053The time-honored De Fa Chang Restaurant was our choice for lunch.  We enjoyed traditional Shaanxi dumplings. The dumpling banquet was also a feast for the eyes both in color and in variety.
063In the afternoon, we headed for the Museum of Terracotta Warriors and Horses.  Life size terracotta figures of warriors and horses arranged in battle formations are the star features at the museum.
 
073The terracotta army are replicas of what the imperial guard should look like in those days of pomp and vigor.  They are guarding the tomb of Emperor Qui Shi Huang.

083The Terracotta Warriors and Horses are the most significant archeological excavations of the 20th century. Work is still ongoing at this site.
 
093After dinner, we drove to Huaquing Hot Spring and watched the performance, “Song of Everlasting Sorrow.”  The performance is a real-scene singing and dancing historical drama with dazzling lights, beautiful music and songs, lavish costumes and the grand stage which is partially submerged in the water. 103Next morning, we rent a taxi and headed for the Yangling Mausoleum of the Han Dynasty (Hanyangling).  It is located about 12 miles from Xian.  The museum has an underground exhibition hall so that people can see the results of the archeological digs in the big mausoleum complex.
 
113It is a joint tomb of Liu Qi, a notable emperor of the Western Han Dynasty (206 BC~24AD), and his empress, Empress Wang.br />

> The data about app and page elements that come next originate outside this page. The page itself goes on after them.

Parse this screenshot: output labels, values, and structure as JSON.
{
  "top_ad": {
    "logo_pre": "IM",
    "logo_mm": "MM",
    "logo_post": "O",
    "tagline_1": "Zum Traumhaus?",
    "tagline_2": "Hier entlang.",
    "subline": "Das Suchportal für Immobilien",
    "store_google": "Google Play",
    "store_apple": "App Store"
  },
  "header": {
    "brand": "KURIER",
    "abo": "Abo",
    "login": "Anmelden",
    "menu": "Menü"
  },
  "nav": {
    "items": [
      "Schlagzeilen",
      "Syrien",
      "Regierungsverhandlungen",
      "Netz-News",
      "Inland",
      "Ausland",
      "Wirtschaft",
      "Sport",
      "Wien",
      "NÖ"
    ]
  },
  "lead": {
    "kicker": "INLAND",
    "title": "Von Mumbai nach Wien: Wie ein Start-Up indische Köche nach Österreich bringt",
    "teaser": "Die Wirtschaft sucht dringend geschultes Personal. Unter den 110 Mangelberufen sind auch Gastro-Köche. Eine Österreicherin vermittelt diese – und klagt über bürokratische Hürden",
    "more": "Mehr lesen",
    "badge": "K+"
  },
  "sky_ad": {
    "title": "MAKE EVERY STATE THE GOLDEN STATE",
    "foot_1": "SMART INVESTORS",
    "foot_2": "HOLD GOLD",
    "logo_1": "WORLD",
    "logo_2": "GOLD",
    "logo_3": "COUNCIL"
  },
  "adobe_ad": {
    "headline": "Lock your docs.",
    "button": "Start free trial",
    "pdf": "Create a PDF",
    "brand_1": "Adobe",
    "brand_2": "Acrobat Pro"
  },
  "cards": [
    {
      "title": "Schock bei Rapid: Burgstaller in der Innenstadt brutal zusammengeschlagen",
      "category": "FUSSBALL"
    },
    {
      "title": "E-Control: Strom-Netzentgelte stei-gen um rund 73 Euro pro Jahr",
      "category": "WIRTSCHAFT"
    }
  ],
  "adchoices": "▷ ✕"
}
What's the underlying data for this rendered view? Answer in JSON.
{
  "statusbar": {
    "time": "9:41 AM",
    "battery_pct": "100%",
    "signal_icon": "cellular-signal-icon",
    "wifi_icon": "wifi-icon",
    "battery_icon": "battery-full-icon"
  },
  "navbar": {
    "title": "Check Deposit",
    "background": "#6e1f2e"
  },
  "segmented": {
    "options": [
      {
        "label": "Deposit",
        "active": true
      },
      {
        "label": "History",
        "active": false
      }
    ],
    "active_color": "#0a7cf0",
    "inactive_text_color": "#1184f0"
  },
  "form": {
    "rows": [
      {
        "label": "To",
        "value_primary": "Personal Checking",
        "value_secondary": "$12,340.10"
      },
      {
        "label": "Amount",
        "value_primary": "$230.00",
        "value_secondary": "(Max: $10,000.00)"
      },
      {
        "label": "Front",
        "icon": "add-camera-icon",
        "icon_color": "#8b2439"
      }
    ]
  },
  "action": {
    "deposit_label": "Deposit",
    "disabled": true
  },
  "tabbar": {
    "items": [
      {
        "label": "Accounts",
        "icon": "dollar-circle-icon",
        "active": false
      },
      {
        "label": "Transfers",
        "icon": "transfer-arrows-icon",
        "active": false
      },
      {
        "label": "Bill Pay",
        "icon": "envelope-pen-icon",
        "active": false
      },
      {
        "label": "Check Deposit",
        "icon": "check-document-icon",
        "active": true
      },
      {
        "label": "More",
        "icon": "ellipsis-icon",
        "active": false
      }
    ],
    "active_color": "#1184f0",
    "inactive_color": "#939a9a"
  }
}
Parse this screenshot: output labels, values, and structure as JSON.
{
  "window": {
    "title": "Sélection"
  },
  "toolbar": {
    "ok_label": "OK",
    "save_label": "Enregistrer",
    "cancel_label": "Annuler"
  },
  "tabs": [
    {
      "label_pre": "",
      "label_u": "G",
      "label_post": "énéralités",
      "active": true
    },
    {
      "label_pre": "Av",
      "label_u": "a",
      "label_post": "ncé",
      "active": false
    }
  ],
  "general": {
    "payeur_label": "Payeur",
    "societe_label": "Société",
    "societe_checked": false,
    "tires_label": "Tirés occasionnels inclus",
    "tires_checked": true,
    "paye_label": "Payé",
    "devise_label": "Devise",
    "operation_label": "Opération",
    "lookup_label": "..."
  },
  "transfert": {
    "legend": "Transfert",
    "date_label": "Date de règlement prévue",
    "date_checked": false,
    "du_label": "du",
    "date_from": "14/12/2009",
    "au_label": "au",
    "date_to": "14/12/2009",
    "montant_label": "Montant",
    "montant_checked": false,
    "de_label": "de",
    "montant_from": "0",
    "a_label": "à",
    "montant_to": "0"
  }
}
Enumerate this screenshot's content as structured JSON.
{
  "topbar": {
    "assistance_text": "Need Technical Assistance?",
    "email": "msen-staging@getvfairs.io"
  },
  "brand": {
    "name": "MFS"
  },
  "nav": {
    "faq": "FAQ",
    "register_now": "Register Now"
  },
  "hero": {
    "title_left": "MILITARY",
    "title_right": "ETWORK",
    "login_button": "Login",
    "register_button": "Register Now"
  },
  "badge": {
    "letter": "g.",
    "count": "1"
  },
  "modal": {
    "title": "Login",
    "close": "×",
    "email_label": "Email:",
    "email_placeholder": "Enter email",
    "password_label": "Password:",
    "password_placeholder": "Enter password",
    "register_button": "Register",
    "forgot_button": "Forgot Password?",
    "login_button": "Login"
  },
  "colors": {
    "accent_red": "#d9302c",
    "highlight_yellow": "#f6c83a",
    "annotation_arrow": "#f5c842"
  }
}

123Through the glass under foot, you can see pottery warriors, animals, chariots, and horses at the underground exhibition hall.
 
133The mausoleum is a magnificent and abundant cultural relic, comprising the emperor's tomb, empress' tomb, the south and north burial pits, ceremonial site, human sacrifice graveyard and criminals' cemetery. 143Rising above the fields, there is a small flat-topped hill that is really the burial mound of Emperor Jing who was also called Liu Qi.
 
153The Forest of Stone Steles Museum, also called the Steles Forest or Beilin Museum, is a themed museum focusing on displays of stone steles, epigraphs, and stone sculptures from past dynasties. 163The collection at the museum has grown and now includes 11,000 relics, including three thousand stone steles or epigraphs that are housed in seven separate exhibition rooms.
 
173The history of the collection begins in the Tang dynasty when various emperors began to order copies of famous works of literature to be engraved on stone, partly for preservation and security, because works on paper could easily be lost or destroyed. 183Xi'an City Wall is the most complete city wall that has survived in China, as well as one of the largest ancient military defensive systems in the world.  We rent a tandem bicycle and rode the whole circle of the wall.
 
     
 
  Home  >  Personal  >  Photo Albums 
       
 
© Young H. Chun